→ DIRECTIONS FOR THIS TASK:
Retype the entries exactly, keeping every line intact.

→ RECORD EXTRACTS:
--*--

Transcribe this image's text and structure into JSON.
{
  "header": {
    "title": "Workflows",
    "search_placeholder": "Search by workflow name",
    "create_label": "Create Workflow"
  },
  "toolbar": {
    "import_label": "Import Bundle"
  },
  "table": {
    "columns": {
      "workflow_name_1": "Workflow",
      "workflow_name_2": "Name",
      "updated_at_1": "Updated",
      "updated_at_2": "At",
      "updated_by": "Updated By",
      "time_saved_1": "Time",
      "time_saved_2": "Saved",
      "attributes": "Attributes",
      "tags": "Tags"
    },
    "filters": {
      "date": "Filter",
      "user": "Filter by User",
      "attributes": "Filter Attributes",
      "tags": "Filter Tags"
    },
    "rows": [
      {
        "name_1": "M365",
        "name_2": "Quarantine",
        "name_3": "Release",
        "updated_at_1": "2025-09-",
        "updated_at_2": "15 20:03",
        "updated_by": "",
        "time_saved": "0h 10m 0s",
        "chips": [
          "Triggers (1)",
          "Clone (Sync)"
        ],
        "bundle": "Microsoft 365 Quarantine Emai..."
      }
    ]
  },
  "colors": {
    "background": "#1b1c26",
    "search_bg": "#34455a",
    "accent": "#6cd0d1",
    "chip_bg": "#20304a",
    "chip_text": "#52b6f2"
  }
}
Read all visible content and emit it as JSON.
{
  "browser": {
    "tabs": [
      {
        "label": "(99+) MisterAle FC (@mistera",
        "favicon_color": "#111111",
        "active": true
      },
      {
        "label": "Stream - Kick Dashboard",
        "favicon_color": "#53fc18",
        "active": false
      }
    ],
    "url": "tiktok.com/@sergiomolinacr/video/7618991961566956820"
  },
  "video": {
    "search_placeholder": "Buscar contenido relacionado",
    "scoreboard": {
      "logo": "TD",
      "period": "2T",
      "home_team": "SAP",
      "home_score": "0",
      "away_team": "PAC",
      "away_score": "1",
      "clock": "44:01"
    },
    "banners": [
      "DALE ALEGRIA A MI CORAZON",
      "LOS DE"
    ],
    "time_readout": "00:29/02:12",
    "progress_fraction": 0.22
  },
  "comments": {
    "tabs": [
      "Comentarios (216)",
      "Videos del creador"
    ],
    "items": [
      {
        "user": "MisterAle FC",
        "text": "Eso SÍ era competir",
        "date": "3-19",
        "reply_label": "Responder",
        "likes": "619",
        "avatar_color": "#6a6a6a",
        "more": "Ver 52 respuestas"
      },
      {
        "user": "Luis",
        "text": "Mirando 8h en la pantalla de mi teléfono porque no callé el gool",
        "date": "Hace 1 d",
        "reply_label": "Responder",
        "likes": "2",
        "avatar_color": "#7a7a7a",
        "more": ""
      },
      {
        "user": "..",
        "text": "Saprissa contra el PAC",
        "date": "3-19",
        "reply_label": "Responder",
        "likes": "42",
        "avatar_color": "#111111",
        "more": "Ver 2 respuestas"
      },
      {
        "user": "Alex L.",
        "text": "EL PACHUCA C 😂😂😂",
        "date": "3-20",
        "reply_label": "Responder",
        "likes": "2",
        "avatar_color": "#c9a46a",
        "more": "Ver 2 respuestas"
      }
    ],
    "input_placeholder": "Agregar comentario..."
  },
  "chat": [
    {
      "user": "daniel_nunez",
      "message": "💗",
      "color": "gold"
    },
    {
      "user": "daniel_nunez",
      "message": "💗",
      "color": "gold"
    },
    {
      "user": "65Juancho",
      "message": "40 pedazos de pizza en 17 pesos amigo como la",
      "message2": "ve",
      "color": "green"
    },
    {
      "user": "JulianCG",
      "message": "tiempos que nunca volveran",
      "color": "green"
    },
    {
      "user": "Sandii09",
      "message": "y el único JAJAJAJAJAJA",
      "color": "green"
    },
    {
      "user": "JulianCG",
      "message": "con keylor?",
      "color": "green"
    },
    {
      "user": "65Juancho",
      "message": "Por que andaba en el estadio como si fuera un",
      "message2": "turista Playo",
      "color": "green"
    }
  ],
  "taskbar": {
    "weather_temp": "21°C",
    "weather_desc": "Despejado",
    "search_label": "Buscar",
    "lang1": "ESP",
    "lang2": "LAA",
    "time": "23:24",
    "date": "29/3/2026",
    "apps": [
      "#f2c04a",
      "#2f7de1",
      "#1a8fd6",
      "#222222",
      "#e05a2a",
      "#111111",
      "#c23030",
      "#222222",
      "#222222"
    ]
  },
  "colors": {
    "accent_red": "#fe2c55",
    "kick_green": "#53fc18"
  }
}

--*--

→ WRITTEN RESPONSE:
Transcribe this image's text and structure into JSON.
{
  "header": {
    "title": "Workflows",
    "search_placeholder": "Search by workflow name",
    "create_label": "Create Workflow"
  },
  "toolbar": {
    "import_label": "Import Bundle"
  },
  "table": {
    "columns": {
      "workflow_name_1": "Workflow",
      "workflow_name_2": "Name",
      "updated_at_1": "Updated",
      "updated_at_2": "At",
      "updated_by": "Updated By",
      "time_saved_1": "Time",
      "time_saved_2": "Saved",
      "attributes": "Attributes",
      "tags": "Tags"
    },
    "filters": {
      "date": "Filter",
      "user": "Filter by User",
      "attributes": "Filter Attributes",
      "tags": "Filter Tags"
    },
    "rows": [
      {
        "name_1": "M365",
        "name_2": "Quarantine",
        "name_3": "Release",
        "updated_at_1": "2025-09-",
        "updated_at_2": "15 20:03",
        "updated_by": "",
        "time_saved": "0h 10m 0s",
        "chips": [
          "Triggers (1)",
          "Clone (Sync)"
        ],
        "bundle": "Microsoft 365 Quarantine Emai..."
      }
    ]
  },
  "colors": {
    "background": "#1b1c26",
    "search_bg": "#34455a",
    "accent": "#6cd0d1",
    "chip_bg": "#20304a",
    "chip_text": "#52b6f2"
  }
}
Read all visible content and emit it as JSON.
{
  "browser": {
    "tabs": [
      {
        "label": "(99+) MisterAle FC (@mistera",
        "favicon_color": "#111111",
        "active": true
      },
      {
        "label": "Stream - Kick Dashboard",
        "favicon_color": "#53fc18",
        "active": false
      }
    ],
    "url": "tiktok.com/@sergiomolinacr/video/7618991961566956820"
  },
  "video": {
    "search_placeholder": "Buscar contenido relacionado",
    "scoreboard": {
      "logo": "TD",
      "period": "2T",
      "home_team": "SAP",
      "home_score": "0",
      "away_team": "PAC",
      "away_score": "1",
      "clock": "44:01"
    },
    "banners": [
      "DALE ALEGRIA A MI CORAZON",
      "LOS DE"
    ],
    "time_readout": "00:29/02:12",
    "progress_fraction": 0.22
  },
  "comments": {
    "tabs": [
      "Comentarios (216)",
      "Videos del creador"
    ],
    "items": [
      {
        "user": "MisterAle FC",
        "text": "Eso SÍ era competir",
        "date": "3-19",
        "reply_label": "Responder",
        "likes": "619",
        "avatar_color": "#6a6a6a",
        "more": "Ver 52 respuestas"
      },
      {
        "user": "Luis",
        "text": "Mirando 8h en la pantalla de mi teléfono porque no callé el gool",
        "date": "Hace 1 d",
        "reply_label": "Responder",
        "likes": "2",
        "avatar_color": "#7a7a7a",
        "more": ""
      },
      {
        "user": "..",
        "text": "Saprissa contra el PAC",
        "date": "3-19",
        "reply_label": "Responder",
        "likes": "42",
        "avatar_color": "#111111",
        "more": "Ver 2 respuestas"
      },
      {
        "user": "Alex L.",
        "text": "EL PACHUCA C 😂😂😂",
        "date": "3-20",
        "reply_label": "Responder",
        "likes": "2",
        "avatar_color": "#c9a46a",
        "more": "Ver 2 respuestas"
      }
    ],
    "input_placeholder": "Agregar comentario..."
  },
  "chat": [
    {
      "user": "daniel_nunez",
      "message": "💗",
      "color": "gold"
    },
    {
      "user": "daniel_nunez",
      "message": "💗",
      "color": "gold"
    },
    {
      "user": "65Juancho",
      "message": "40 pedazos de pizza en 17 pesos amigo como la",
      "message2": "ve",
      "color": "green"
    },
    {
      "user": "JulianCG",
      "message": "tiempos que nunca volveran",
      "color": "green"
    },
    {
      "user": "Sandii09",
      "message": "y el único JAJAJAJAJAJA",
      "color": "green"
    },
    {
      "user": "JulianCG",
      "message": "con keylor?",
      "color": "green"
    },
    {
      "user": "65Juancho",
      "message": "Por que andaba en el estadio como si fuera un",
      "message2": "turista Playo",
      "color": "green"
    }
  ],
  "taskbar": {
    "weather_temp": "21°C",
    "weather_desc": "Despejado",
    "search_label": "Buscar",
    "lang1": "ESP",
    "lang2": "LAA",
    "time": "23:24",
    "date": "29/3/2026",
    "apps": [
      "#f2c04a",
      "#2f7de1",
      "#1a8fd6",
      "#222222",
      "#e05a2a",
      "#111111",
      "#c23030",
      "#222222",
      "#222222"
    ]
  },
  "colors": {
    "accent_red": "#fe2c55",
    "kick_green": "#53fc18"
  }
}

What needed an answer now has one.